═══ Records for this exercise ═══

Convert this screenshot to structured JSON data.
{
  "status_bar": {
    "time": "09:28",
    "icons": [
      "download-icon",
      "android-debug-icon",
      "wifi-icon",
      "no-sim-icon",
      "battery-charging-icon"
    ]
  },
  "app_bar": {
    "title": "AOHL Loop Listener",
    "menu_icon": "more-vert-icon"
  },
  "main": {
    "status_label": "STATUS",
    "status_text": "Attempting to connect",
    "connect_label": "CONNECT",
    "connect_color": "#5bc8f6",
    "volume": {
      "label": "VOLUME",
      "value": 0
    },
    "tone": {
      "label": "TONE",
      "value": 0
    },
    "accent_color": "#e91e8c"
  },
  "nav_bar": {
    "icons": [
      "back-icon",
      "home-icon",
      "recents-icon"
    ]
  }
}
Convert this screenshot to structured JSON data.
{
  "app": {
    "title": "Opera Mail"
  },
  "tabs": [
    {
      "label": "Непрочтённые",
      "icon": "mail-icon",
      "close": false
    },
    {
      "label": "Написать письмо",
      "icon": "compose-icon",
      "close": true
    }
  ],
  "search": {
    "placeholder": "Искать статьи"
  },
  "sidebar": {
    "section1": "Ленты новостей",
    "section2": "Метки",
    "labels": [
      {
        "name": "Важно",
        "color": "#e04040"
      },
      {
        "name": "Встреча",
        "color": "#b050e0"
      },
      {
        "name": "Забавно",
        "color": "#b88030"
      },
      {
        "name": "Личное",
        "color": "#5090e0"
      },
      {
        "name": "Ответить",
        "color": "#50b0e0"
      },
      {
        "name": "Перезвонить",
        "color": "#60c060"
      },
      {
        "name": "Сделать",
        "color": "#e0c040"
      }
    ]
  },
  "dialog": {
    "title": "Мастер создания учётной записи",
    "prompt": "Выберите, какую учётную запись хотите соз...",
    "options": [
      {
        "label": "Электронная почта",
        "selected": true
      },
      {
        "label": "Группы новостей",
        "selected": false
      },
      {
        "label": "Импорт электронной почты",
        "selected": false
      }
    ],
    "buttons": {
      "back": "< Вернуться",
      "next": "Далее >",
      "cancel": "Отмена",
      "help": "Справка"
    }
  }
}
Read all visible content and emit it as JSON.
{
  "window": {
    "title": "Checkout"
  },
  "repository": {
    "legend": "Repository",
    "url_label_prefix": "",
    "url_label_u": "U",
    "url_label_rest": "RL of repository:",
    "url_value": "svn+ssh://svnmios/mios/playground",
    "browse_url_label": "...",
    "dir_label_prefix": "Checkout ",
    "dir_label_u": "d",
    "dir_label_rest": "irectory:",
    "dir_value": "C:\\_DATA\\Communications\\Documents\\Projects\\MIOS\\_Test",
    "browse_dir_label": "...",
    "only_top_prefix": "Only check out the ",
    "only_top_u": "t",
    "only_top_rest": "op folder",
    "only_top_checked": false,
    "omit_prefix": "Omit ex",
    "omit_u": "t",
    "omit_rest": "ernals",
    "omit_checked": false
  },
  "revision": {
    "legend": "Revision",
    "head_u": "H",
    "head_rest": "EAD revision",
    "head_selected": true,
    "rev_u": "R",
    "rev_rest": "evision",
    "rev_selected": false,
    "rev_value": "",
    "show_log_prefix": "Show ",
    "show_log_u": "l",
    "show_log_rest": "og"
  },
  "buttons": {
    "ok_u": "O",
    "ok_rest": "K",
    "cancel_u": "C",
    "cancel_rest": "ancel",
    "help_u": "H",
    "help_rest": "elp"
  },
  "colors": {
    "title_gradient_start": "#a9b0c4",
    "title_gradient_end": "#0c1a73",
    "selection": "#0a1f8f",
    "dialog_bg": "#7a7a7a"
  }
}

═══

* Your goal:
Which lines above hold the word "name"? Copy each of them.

* Your solution:
        "name": "Важно",
        "name": "Встреча",
        "name": "Забавно",
        "name": "Личное",
        "name": "Ответить",
        "name": "Перезвонить",
        "name": "Сделать",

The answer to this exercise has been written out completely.